We took the night bus into Paris and got there at 5 am. It was odd to try and communicate that early in the morning in a language that I don't speak. I wanted to slip into Spanish all the time. Of course, since I got home, I now want to answer merci to everyone. Go figure. We trekked to the hostel only to find that we couldn't check in until two. They let us crash in the chill room and we slept for a couple of hours. Okay that sets up all the pics below the cut.

This is what that I took to Paris. That little back pack. Of course that made it easier to carry around with me.

At the Louvre. We didn't actually go in as I am not an art fan.
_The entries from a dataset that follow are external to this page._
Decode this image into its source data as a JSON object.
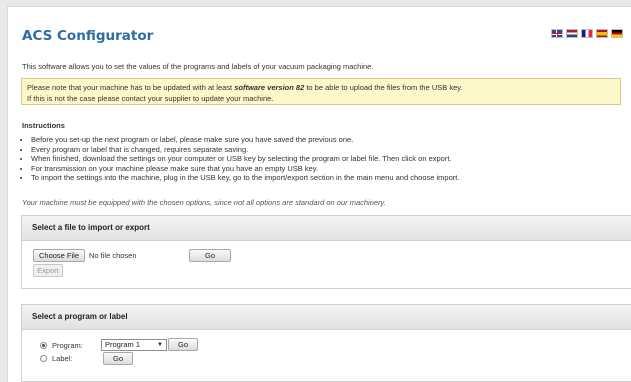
{
  "header": {
    "title": "ACS Configurator",
    "languages": [
      "en-flag-icon",
      "nl-flag-icon",
      "fr-flag-icon",
      "es-flag-icon",
      "de-flag-icon"
    ]
  },
  "intro": "This software allows you to set the values of the programs and labels of your vacuum packaging machine.",
  "notice": {
    "text_before": "Please note that your machine has to be updated with at least ",
    "emphasis": "software version 82",
    "text_after": " to be able to upload the files from the USB key.",
    "line2": "If this is not the case please contact your supplier to update your machine."
  },
  "instructions": {
    "title": "Instructions",
    "items": [
      "Before you set-up the next program or label, please make sure you have saved the previous one.",
      "Every program or label that is changed, requires separate saving.",
      "When finished, download the settings on your computer or USB key by selecting the program or label file. Then click on export.",
      "For transmission on your machine please make sure that you have an empty USB key.",
      "To import the settings into the machine, plug in the USB key, go to the import/export section in the main menu and choose import."
    ]
  },
  "note": "Your machine must be equipped with the chosen options, since not all options are standard on our machinery.",
  "import_export": {
    "heading": "Select a file to import or export",
    "choose_file_label": "Choose File",
    "file_status": "No file chosen",
    "go_label": "Go",
    "export_label": "Export"
  },
  "program_label": {
    "heading": "Select a program or label",
    "program_label": "Program:",
    "program_selected": "Program 1",
    "program_go": "Go",
    "label_label": "Label:",
    "label_go": "Go",
    "selected_option": "Program"
  }
}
But this appeased my mom enough, at least for now.

Ah this was kinda fun to see.

This is my favorite picture that I took in Paris.
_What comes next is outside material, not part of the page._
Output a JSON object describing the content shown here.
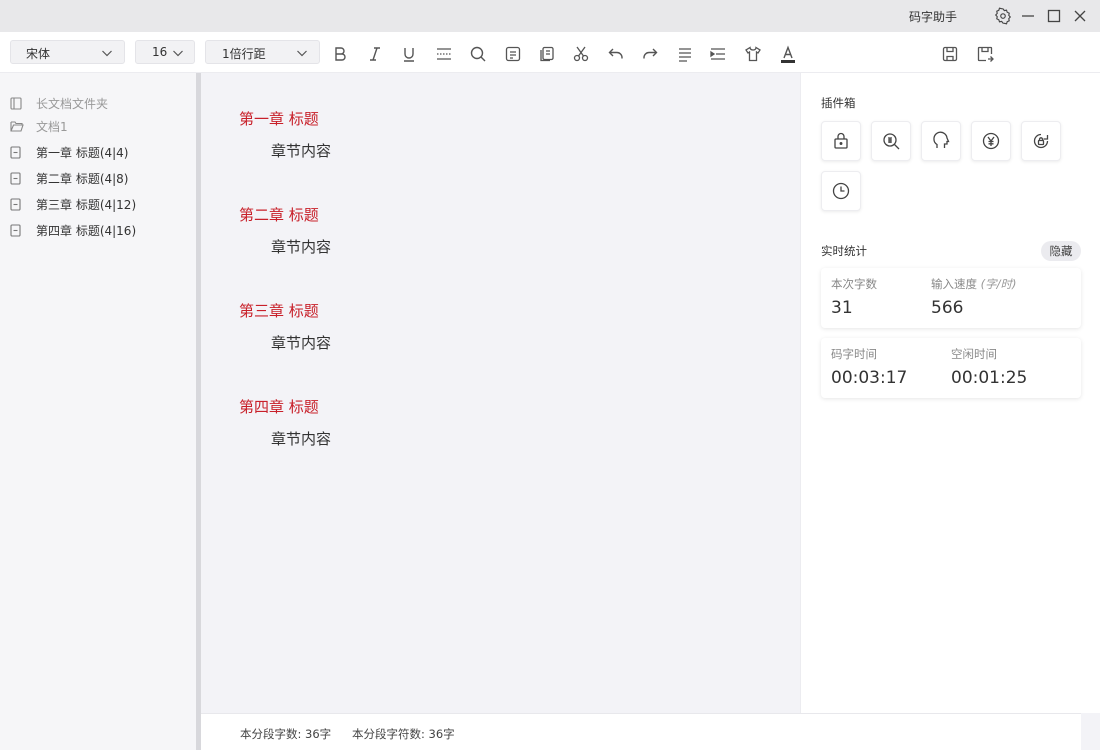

Um, this is my first bee sting. I got it on a bus tour. It hurt like snot and I hope the bee died a painful death. This is right after it happened, yes I took pictures before I sought medical attention. My whole arm ended up in rash and swollen, did I mention painful death?

The view from our hostel room. We ended checking in at three and crashed for the rest of the day. I think we went and got pizza too but for the most part it was was just a catch up on sleep day. We did call home to wish our father's happy Father's Day. I have to admit this was the first day that I was homesick and I was grateful that we had a room to ourselves. The hostel was fantastic and I would stay there again.

The next day I was feeling slightly more chipper and though Paris still stank of urine I liked it a bit more than before. Notre Dome was fantastic.

We saw all the big sites that day and realized we could have done Paris in a day rather than three and been perfectly happy.

The Sacre Coeur was my favorite part. Other than the men grabbing at me and calling me baby and sexy. That just made me angry. We had some great crepes (the food in Paris was fantastic) and then we walked around the church and the Montmarte which was fantastic.

I read six books on the trip most I read in Paris as there were days we would sit in the park for hours and read. One day I saw a couple snogging rather intensley, this lead to groping, which lead to some other things that I didn't think you should be doing when a seven year old is playing in the fountain next to you. That was a bit odd but we saw it more than once.
We took a boat trip which was okay, the London one was better. But the best part is that we got to see the Effiel tower at night.

Our last day we went to Versailles. This is the one thing I always wanted to see in France. So it was nice to go. I rode a bike for the first time in 15 years and realized how much I enjoyed it. The fact that I almost hit a small child who cut in front of me just made it more of an adventure.

We got there in time for the fountain show which was great.

Halfway there on the bike trip. The only way to see the Park and the gardens.

On the stair case at Reinette's house. It was so cool.

The gardens!

The hall of mirrors. The palace was packed and we didn't get to see it very well but this was so cool.
After we went to the d'Orsay which was great. The only reason we went was that we both like the impressionists. We really only looked at the fifth floor. But it was fun to see the paintings I actually liked.

Then we started our Pastry tour of Paris and ate our way through every bakery that we could find. Ah the food was fantastic. As we ate dinner this fine man came up and showed us why Paris stank.

And this was my reaction

So we left Paris that night and I did not sleep all that night. I caught about four hours when we got to London then it was off to the airport where we got upgraded to first class. I don't know how it happened, but it did. That was fantastic too. I felt so well taken care of and just adored. The final night of the trip we stayed at Amy's house. she is fantastic and I wish I had more time with her.

Well that brings the end of my journey. i loved it. I would go to England again in a heart beat and I have plenty of pictures if you want to see more.